MONTREAL (Reuters) - The United States attended a Saturday meeting of ministers from more than 30 of the nations that signed the Paris climate-change agreement, though the White House issued a statement saying it will stick with plans to pull out of the deal.
The Wall Street Journal reported that Trump administration officials said the United States would not pull out of the agreement and had offered to re-engage in the deal, citing the European Commission’s Miguel Arias Canete.
A Commission spokeswoman told Reuters at the Montreal gathering that Canete - commissioner for climate action and energy - had not said the United States had changed its position on withdrawing from the deal. The White House said that the report was inaccurate.
“There has been no change in the United States’ position on the Paris agreement,” said White House spokeswoman Lindsay Walters. “As the President has made abundantly clear, the United States is withdrawing unless we can re-enter on terms that are more favorable to our country.”
President Donald Trump announced in June that he would withdraw the nation from the 2015 global climate pact, arguing that it would undermine the U.S. economy and national sovereignty. The decision drew anger and condemnation from world leaders.

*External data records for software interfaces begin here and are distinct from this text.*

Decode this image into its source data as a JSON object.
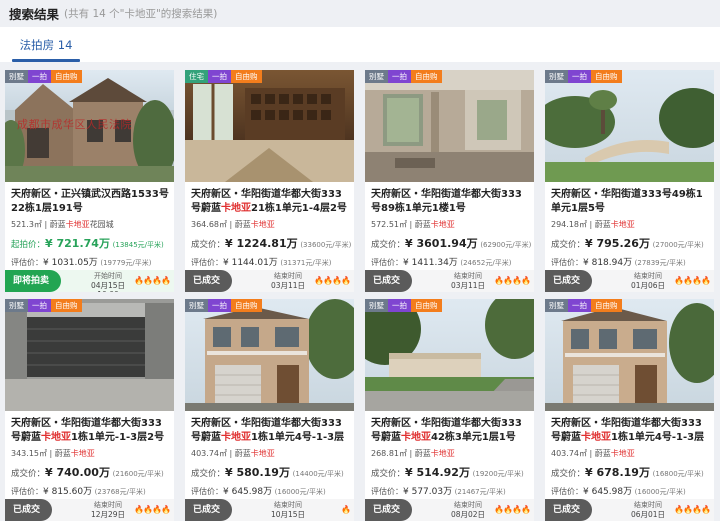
{
  "header": {
    "title": "搜索结果",
    "count_text": "(共有 14 个\"卡地亚\"的搜索结果)"
  },
  "tabs": [
    {
      "label": "法拍房 14",
      "active": true
    }
  ],
  "cards": [
    {
      "tags": [
        {
          "text": "别墅",
          "kind": "villa"
        },
        {
          "text": "一拍",
          "kind": "first"
        },
        {
          "text": "自由购",
          "kind": "free"
        }
      ],
      "watermark": "成都市成华区人民法院",
      "address_pre": "天府新区・正兴镇武汉西路1533号22栋1层191号",
      "address_hl": "",
      "address_post": "",
      "area": "521.3㎡",
      "community_pre": "蔚蓝",
      "community_hl": "卡地亚",
      "community_post": "花园城",
      "price_label": "起拍价：",
      "price": "¥ 721.74万",
      "unit_price": "(13845元/平米)",
      "eval_label": "评估价：",
      "eval_price": "¥ 1031.05万",
      "eval_unit": "(19779元/平米)",
      "status": "即将拍卖",
      "time_label": "开始时间",
      "time_value": "04月15日 10:00",
      "heat": "🔥🔥🔥🔥",
      "live": true
    },
    {
      "tags": [
        {
          "text": "住宅",
          "kind": "home"
        },
        {
          "text": "一拍",
          "kind": "first"
        },
        {
          "text": "自由购",
          "kind": "free"
        }
      ],
      "watermark": "",
      "address_pre": "天府新区・华阳街道华都大街333号蔚蓝",
      "address_hl": "卡地亚",
      "address_post": "21栋1单元1-4层2号",
      "area": "364.68㎡",
      "community_pre": "蔚蓝",
      "community_hl": "卡地亚",
      "community_post": "",
      "price_label": "成交价：",
      "price": "¥ 1224.81万",
      "unit_price": "(33600元/平米)",
      "eval_label": "评估价：",
      "eval_price": "¥ 1144.01万",
      "eval_unit": "(31371元/平米)",
      "status": "已成交",
      "time_label": "结束时间",
      "time_value": "03月11日",
      "heat": "🔥🔥🔥🔥",
      "live": false
    },
    {
      "tags": [
        {
          "text": "别墅",
          "kind": "villa"
        },
        {
          "text": "一拍",
          "kind": "first"
        },
        {
          "text": "自由购",
          "kind": "free"
        }
      ],
      "watermark": "",
      "address_pre": "天府新区・华阳街道华都大街333号89栋1单元1楼1号",
      "address_hl": "",
      "address_post": "",
      "area": "572.51㎡",
      "community_pre": "蔚蓝",
      "community_hl": "卡地亚",
      "community_post": "",
      "price_label": "成交价：",
      "price": "¥ 3601.94万",
      "unit_price": "(62900元/平米)",
      "eval_label": "评估价：",
      "eval_price": "¥ 1411.34万",
      "eval_unit": "(24652元/平米)",
      "status": "已成交",
      "time_label": "结束时间",
      "time_value": "03月11日",
      "heat": "🔥🔥🔥🔥",
      "live": false
    },
    {
      "tags": [
        {
          "text": "别墅",
          "kind": "villa"
        },
        {
          "text": "一拍",
          "kind": "first"
        },
        {
          "text": "自由购",
          "kind": "free"
        }
      ],
      "watermark": "",
      "address_pre": "天府新区・华阳街道333号49栋1单元1层5号",
      "address_hl": "",
      "address_post": "",
      "area": "294.18㎡",
      "community_pre": "蔚蓝",
      "community_hl": "卡地亚",
      "community_post": "",
      "price_label": "成交价：",
      "price": "¥ 795.26万",
      "unit_price": "(27000元/平米)",
      "eval_label": "评估价：",
      "eval_price": "¥ 818.94万",
      "eval_unit": "(27839元/平米)",
      "status": "已成交",
      "time_label": "结束时间",
      "time_value": "01月06日",
      "heat": "🔥🔥🔥🔥",
      "live": false
    },
    {
      "tags": [
        {
          "text": "别墅",
          "kind": "villa"
        },
        {
          "text": "一拍",
          "kind": "first"
        },
        {
          "text": "自由购",
          "kind": "free"
        }
      ],
      "watermark": "",
      "address_pre": "天府新区・华阳街道华都大街333号蔚蓝",
      "address_hl": "卡地亚",
      "address_post": "1栋1单元-1-3层2号",
      "area": "343.15㎡",
      "community_pre": "蔚蓝",
      "community_hl": "卡地亚",
      "community_post": "",
      "price_label": "成交价：",
      "price": "¥ 740.00万",
      "unit_price": "(21600元/平米)",
      "eval_label": "评估价：",
      "eval_price": "¥ 815.60万",
      "eval_unit": "(23768元/平米)",
      "status": "已成交",
      "time_label": "结束时间",
      "time_value": "12月29日",
      "heat": "🔥🔥🔥🔥",
      "live": false
    },
    {
      "tags": [
        {
          "text": "别墅",
          "kind": "villa"
        },
        {
          "text": "一拍",
          "kind": "first"
        },
        {
          "text": "自由购",
          "kind": "free"
        }
      ],
      "watermark": "",
      "address_pre": "天府新区・华阳街道华都大街333号蔚蓝",
      "address_hl": "卡地亚",
      "address_post": "1栋1单元4号-1-3层房屋",
      "area": "403.74㎡",
      "community_pre": "蔚蓝",
      "community_hl": "卡地亚",
      "community_post": "",
      "price_label": "成交价：",
      "price": "¥ 580.19万",
      "unit_price": "(14400元/平米)",
      "eval_label": "评估价：",
      "eval_price": "¥ 645.98万",
      "eval_unit": "(16000元/平米)",
      "status": "已成交",
      "time_label": "结束时间",
      "time_value": "10月15日",
      "heat": "🔥",
      "live": false
    },
    {
      "tags": [
        {
          "text": "别墅",
          "kind": "villa"
        },
        {
          "text": "一拍",
          "kind": "first"
        },
        {
          "text": "自由购",
          "kind": "free"
        }
      ],
      "watermark": "",
      "address_pre": "天府新区・华阳街道华都大街333号蔚蓝",
      "address_hl": "卡地亚",
      "address_post": "42栋3单元1层1号",
      "area": "268.81㎡",
      "community_pre": "蔚蓝",
      "community_hl": "卡地亚",
      "community_post": "",
      "price_label": "成交价：",
      "price": "¥ 514.92万",
      "unit_price": "(19200元/平米)",
      "eval_label": "评估价：",
      "eval_price": "¥ 577.03万",
      "eval_unit": "(21467元/平米)",
      "status": "已成交",
      "time_label": "结束时间",
      "time_value": "08月02日",
      "heat": "🔥🔥🔥🔥",
      "live": false
    },
    {
      "tags": [
        {
          "text": "别墅",
          "kind": "villa"
        },
        {
          "text": "一拍",
          "kind": "first"
        },
        {
          "text": "自由购",
          "kind": "free"
        }
      ],
      "watermark": "",
      "address_pre": "天府新区・华阳街道华都大街333号蔚蓝",
      "address_hl": "卡地亚",
      "address_post": "1栋1单元4号-1-3层房屋",
      "area": "403.74㎡",
      "community_pre": "蔚蓝",
      "community_hl": "卡地亚",
      "community_post": "",
      "price_label": "成交价：",
      "price": "¥ 678.19万",
      "unit_price": "(16800元/平米)",
      "eval_label": "评估价：",
      "eval_price": "¥ 645.98万",
      "eval_unit": "(16000元/平米)",
      "status": "已成交",
      "time_label": "结束时间",
      "time_value": "06月01日",
      "heat": "🔥🔥🔥🔥",
      "live": false
    }
  ]
}
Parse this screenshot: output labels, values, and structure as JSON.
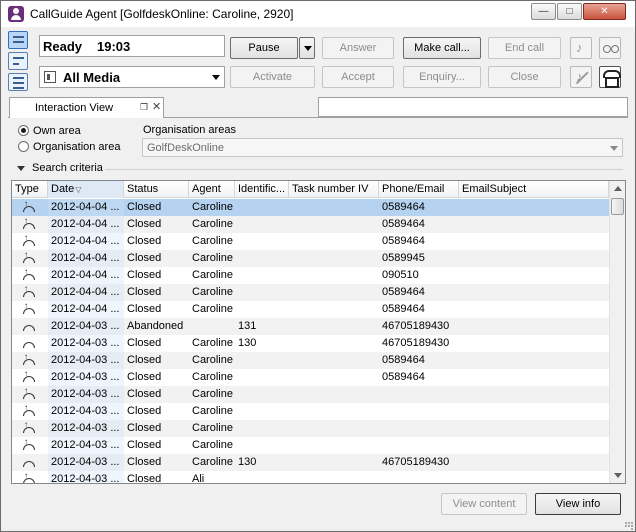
{
  "window": {
    "title": "CallGuide Agent [GolfdeskOnline: Caroline, 2920]",
    "min_glyph": "—",
    "max_glyph": "□",
    "close_glyph": "✕"
  },
  "agent_status": {
    "state": "Ready",
    "time": "19:03",
    "media": "All Media"
  },
  "toolbar": {
    "pause": "Pause",
    "answer": "Answer",
    "make_call": "Make call...",
    "end_call": "End call",
    "activate": "Activate",
    "accept": "Accept",
    "enquiry": "Enquiry...",
    "close": "Close"
  },
  "tabs": {
    "interaction_view": "Interaction View",
    "pin_glyph": "❐",
    "close_glyph": "✕"
  },
  "filters": {
    "own_area": "Own area",
    "organisation_area": "Organisation area",
    "own_area_selected": true,
    "org_areas_label": "Organisation areas",
    "org_areas_value": "GolfDeskOnline",
    "search_criteria": "Search criteria"
  },
  "table": {
    "columns": [
      "Type",
      "Date",
      "Status",
      "Agent",
      "Identific...",
      "Task number IV",
      "Phone/Email",
      "EmailSubject"
    ],
    "sorted_column": "Date",
    "sort_glyph": "▽",
    "rows": [
      {
        "type": "phone-out",
        "date": "2012-04-04 ...",
        "status": "Closed",
        "agent": "Caroline",
        "ident": "",
        "task": "",
        "phone": "0589464",
        "subject": ""
      },
      {
        "type": "phone-out",
        "date": "2012-04-04 ...",
        "status": "Closed",
        "agent": "Caroline",
        "ident": "",
        "task": "",
        "phone": "0589464",
        "subject": ""
      },
      {
        "type": "phone-out",
        "date": "2012-04-04 ...",
        "status": "Closed",
        "agent": "Caroline",
        "ident": "",
        "task": "",
        "phone": "0589464",
        "subject": ""
      },
      {
        "type": "phone-out",
        "date": "2012-04-04 ...",
        "status": "Closed",
        "agent": "Caroline",
        "ident": "",
        "task": "",
        "phone": "0589945",
        "subject": ""
      },
      {
        "type": "phone-out",
        "date": "2012-04-04 ...",
        "status": "Closed",
        "agent": "Caroline",
        "ident": "",
        "task": "",
        "phone": "090510",
        "subject": ""
      },
      {
        "type": "phone-out",
        "date": "2012-04-04 ...",
        "status": "Closed",
        "agent": "Caroline",
        "ident": "",
        "task": "",
        "phone": "0589464",
        "subject": ""
      },
      {
        "type": "phone-out",
        "date": "2012-04-04 ...",
        "status": "Closed",
        "agent": "Caroline",
        "ident": "",
        "task": "",
        "phone": "0589464",
        "subject": ""
      },
      {
        "type": "phone-in",
        "date": "2012-04-03 ...",
        "status": "Abandoned",
        "agent": "",
        "ident": "131",
        "task": "",
        "phone": "46705189430",
        "subject": ""
      },
      {
        "type": "phone-in",
        "date": "2012-04-03 ...",
        "status": "Closed",
        "agent": "Caroline",
        "ident": "130",
        "task": "",
        "phone": "46705189430",
        "subject": ""
      },
      {
        "type": "phone-out",
        "date": "2012-04-03 ...",
        "status": "Closed",
        "agent": "Caroline",
        "ident": "",
        "task": "",
        "phone": "0589464",
        "subject": ""
      },
      {
        "type": "phone-out",
        "date": "2012-04-03 ...",
        "status": "Closed",
        "agent": "Caroline",
        "ident": "",
        "task": "",
        "phone": "0589464",
        "subject": ""
      },
      {
        "type": "phone-out",
        "date": "2012-04-03 ...",
        "status": "Closed",
        "agent": "Caroline",
        "ident": "",
        "task": "",
        "phone": "",
        "subject": ""
      },
      {
        "type": "phone-out",
        "date": "2012-04-03 ...",
        "status": "Closed",
        "agent": "Caroline",
        "ident": "",
        "task": "",
        "phone": "",
        "subject": ""
      },
      {
        "type": "phone-out",
        "date": "2012-04-03 ...",
        "status": "Closed",
        "agent": "Caroline",
        "ident": "",
        "task": "",
        "phone": "",
        "subject": ""
      },
      {
        "type": "phone-out",
        "date": "2012-04-03 ...",
        "status": "Closed",
        "agent": "Caroline",
        "ident": "",
        "task": "",
        "phone": "",
        "subject": ""
      },
      {
        "type": "phone-in",
        "date": "2012-04-03 ...",
        "status": "Closed",
        "agent": "Caroline",
        "ident": "130",
        "task": "",
        "phone": "46705189430",
        "subject": ""
      },
      {
        "type": "phone-out",
        "date": "2012-04-03 ...",
        "status": "Closed",
        "agent": "Ali",
        "ident": "",
        "task": "",
        "phone": "",
        "subject": ""
      }
    ]
  },
  "footer": {
    "view_content": "View content",
    "view_info": "View info"
  }
}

Everett Eissenstat, the deputy director of the White House’s National Economic Council who led the delegation in Montreal, declined comment.
Earlier in the day, Canete told Reuters that “They (the United States) have said they don’t intend to renegotiate the Paris agreement, but they will try to work on how to re-engage.”
The United States used similar language in August, when it submitted a letter to the United Nations formally stating it intended to withdraw from the pact, adding that it would be open to re-engaging if the terms were favorable.
Ministers from Canada, the European Union and other nations told reporters that they expect continued U.S. participation in Paris Agreement talks. The withdrawal process will take until November 2020 to complete.
“While we understand that the U.S.’s position on the Paris Agreement has not changed, we are pleased that they continue to engage,” said Canadian Environment Minister Catherine McKenna.
Attendees also reaffirmed their strong commitment to the terms of the pact, which was signed by nearly 200 countries and seeks to limit further global warming to no more than 2 degrees.
China’s representative Xie Zhenhua said “The Paris agreement should not be renegotiated.”
The Montreal gathering precedes larger United Nations climate talks in Bonn where devastation from Hurricane Irma in the Caribbean is expected to pit wealthy countries against small island nations who need help coping with damage attributable to climate change.
Irma, one of the most powerful Atlantic storms in the last century, killed dozens of people and caused billions of dollars in damage across the Caribbean and Florida.
Additional reporting by Valerie Volcovici in St. Louis; Editing by Jim Finkle and Mary Milliken